Given entries -
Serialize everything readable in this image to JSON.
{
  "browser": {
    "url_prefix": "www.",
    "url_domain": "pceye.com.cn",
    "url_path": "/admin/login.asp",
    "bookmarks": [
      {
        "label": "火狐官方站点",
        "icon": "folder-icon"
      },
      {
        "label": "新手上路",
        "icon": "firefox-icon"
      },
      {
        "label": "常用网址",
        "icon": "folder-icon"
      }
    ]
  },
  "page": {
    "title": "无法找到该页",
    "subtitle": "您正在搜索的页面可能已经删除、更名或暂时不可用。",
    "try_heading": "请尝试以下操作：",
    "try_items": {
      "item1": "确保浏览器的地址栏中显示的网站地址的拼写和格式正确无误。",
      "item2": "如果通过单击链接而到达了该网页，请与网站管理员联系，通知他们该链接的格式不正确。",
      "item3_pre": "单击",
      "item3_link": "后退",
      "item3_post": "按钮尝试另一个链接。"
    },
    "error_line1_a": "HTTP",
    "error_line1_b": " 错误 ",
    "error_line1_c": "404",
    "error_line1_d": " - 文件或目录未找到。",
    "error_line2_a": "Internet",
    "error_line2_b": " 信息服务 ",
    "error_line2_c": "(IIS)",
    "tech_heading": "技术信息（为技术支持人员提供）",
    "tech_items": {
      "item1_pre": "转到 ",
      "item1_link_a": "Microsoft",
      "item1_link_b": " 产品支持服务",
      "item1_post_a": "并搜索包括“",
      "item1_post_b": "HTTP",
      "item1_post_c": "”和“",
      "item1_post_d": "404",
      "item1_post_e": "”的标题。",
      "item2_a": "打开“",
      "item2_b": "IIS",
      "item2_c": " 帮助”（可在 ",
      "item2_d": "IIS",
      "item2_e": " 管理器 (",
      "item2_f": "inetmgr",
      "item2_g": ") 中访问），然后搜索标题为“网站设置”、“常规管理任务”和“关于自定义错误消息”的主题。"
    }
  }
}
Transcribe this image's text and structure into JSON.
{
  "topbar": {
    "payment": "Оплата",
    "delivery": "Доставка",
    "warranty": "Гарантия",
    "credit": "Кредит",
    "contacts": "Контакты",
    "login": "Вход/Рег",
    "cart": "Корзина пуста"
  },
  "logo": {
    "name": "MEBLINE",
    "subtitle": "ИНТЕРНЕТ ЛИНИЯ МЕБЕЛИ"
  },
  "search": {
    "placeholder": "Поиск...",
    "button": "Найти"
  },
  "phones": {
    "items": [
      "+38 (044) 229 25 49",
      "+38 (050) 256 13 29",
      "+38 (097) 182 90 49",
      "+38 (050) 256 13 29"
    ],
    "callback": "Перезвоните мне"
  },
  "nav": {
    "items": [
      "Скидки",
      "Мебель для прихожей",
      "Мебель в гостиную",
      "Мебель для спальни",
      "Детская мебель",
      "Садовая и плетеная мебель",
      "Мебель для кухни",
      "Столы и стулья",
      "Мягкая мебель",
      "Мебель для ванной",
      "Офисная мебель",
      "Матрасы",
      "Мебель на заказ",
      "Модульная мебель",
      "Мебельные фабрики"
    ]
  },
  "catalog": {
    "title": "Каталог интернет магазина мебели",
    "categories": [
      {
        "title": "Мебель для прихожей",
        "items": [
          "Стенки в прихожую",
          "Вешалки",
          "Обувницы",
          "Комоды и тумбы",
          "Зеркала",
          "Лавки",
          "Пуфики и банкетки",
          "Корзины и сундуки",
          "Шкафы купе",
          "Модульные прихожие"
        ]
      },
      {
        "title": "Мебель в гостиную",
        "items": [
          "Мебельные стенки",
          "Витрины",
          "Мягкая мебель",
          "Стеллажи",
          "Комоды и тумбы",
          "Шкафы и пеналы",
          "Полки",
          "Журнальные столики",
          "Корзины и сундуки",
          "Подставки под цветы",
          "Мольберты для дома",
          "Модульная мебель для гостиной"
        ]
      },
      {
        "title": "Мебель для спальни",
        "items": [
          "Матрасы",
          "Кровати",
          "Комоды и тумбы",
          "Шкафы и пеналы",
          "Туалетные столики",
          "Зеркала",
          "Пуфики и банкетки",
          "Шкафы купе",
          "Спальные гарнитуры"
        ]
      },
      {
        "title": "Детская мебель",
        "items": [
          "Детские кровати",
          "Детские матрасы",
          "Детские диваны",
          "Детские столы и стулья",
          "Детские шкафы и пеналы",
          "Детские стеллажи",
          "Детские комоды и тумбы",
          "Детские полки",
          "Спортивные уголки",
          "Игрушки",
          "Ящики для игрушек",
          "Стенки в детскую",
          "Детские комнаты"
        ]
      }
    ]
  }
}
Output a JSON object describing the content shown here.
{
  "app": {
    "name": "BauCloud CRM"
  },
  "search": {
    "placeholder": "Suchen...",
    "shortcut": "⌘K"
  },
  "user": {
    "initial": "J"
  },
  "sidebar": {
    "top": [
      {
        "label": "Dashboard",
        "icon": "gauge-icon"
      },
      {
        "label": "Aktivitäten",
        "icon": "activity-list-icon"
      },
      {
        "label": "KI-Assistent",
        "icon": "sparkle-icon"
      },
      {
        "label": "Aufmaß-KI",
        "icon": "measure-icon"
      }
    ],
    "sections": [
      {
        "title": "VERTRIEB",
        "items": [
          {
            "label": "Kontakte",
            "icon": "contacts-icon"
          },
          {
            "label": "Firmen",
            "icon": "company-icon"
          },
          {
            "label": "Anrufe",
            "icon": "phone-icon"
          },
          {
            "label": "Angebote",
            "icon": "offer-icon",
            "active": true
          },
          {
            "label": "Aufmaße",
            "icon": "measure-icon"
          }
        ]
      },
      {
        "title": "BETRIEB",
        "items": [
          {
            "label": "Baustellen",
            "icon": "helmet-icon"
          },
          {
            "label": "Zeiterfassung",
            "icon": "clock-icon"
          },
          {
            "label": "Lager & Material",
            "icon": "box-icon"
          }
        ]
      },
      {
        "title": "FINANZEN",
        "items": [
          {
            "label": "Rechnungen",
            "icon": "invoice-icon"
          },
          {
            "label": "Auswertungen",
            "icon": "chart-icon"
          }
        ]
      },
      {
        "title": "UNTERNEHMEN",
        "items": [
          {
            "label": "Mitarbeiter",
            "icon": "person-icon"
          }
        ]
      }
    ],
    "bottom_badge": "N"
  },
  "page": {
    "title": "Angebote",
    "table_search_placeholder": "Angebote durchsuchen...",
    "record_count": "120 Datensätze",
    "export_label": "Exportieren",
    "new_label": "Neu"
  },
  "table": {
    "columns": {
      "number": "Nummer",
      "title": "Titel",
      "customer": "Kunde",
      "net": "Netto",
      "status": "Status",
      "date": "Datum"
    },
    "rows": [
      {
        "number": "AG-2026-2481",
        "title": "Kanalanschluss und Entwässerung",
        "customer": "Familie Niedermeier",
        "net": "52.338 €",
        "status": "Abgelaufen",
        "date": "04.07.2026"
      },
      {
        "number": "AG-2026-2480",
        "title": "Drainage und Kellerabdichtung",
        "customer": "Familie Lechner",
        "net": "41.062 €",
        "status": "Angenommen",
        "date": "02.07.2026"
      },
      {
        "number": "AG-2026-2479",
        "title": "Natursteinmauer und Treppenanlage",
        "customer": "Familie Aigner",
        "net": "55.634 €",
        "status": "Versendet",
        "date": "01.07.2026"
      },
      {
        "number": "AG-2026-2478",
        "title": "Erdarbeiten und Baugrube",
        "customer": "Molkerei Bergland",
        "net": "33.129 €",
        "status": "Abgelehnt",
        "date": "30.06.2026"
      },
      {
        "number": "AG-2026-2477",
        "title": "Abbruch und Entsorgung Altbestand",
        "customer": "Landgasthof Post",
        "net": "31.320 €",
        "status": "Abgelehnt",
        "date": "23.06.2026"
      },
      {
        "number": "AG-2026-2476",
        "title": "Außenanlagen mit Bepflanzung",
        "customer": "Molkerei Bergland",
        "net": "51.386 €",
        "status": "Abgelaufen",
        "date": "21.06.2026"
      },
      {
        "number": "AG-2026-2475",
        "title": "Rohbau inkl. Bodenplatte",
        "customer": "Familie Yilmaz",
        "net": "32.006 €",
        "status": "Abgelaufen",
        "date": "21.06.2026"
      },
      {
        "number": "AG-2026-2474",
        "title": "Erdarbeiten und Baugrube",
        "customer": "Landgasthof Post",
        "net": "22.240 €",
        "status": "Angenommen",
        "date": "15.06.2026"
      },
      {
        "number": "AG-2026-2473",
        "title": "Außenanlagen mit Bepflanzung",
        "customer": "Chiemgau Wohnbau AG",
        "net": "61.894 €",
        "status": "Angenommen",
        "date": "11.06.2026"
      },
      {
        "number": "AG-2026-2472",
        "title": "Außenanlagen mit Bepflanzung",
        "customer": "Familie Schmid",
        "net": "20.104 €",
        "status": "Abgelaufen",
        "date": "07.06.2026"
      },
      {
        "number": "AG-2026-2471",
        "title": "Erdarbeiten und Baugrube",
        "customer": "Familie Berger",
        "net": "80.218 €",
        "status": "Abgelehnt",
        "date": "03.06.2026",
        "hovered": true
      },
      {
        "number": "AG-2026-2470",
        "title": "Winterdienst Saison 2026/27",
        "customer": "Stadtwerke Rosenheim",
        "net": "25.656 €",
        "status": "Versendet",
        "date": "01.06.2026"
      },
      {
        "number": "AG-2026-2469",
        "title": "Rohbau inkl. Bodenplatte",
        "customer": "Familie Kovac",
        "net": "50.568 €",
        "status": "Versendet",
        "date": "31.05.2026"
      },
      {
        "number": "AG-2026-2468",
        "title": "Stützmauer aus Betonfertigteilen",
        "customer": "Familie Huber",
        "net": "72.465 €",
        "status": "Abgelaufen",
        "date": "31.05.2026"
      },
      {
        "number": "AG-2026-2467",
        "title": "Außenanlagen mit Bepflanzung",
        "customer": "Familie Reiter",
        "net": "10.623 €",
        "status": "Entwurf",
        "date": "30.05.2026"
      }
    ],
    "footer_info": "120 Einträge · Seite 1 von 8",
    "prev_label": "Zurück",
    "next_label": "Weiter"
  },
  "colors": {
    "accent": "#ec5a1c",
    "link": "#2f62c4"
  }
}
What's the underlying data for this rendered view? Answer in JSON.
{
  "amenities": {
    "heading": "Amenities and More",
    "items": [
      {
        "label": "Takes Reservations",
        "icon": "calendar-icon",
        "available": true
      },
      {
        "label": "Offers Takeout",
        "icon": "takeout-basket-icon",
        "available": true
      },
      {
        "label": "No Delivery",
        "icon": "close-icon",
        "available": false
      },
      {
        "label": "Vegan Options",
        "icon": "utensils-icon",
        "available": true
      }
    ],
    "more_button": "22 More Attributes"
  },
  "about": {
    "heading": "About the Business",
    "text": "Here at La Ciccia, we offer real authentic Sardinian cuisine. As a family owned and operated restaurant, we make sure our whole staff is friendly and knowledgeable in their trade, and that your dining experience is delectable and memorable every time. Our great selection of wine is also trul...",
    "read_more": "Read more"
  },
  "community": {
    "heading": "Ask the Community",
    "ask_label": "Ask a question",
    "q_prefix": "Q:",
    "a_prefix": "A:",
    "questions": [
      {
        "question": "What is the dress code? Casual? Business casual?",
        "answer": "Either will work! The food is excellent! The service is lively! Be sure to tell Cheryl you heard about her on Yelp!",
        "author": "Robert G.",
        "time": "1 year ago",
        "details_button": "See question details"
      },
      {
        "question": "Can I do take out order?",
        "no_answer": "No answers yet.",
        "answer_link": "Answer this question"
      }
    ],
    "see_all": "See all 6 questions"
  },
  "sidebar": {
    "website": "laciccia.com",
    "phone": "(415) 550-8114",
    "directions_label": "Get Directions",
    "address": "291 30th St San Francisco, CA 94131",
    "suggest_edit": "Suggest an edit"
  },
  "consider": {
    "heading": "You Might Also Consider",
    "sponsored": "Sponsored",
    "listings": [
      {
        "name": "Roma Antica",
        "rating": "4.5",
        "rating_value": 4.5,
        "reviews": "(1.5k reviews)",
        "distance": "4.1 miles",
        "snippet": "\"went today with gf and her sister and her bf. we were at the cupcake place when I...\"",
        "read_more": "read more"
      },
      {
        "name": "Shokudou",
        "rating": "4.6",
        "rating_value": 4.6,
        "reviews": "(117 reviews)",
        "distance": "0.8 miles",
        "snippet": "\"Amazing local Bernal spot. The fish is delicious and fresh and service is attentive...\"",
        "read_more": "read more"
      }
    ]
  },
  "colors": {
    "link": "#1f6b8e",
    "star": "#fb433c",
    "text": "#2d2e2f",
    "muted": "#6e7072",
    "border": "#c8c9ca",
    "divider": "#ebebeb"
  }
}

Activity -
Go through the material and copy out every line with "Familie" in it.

Written answer -
        "customer": "Familie Niedermeier",
        "customer": "Familie Lechner",
        "customer": "Familie Aigner",
        "customer": "Familie Yilmaz",
        "customer": "Familie Schmid",
        "customer": "Familie Berger",
        "customer": "Familie Kovac",
        "customer": "Familie Huber",
        "customer": "Familie Reiter",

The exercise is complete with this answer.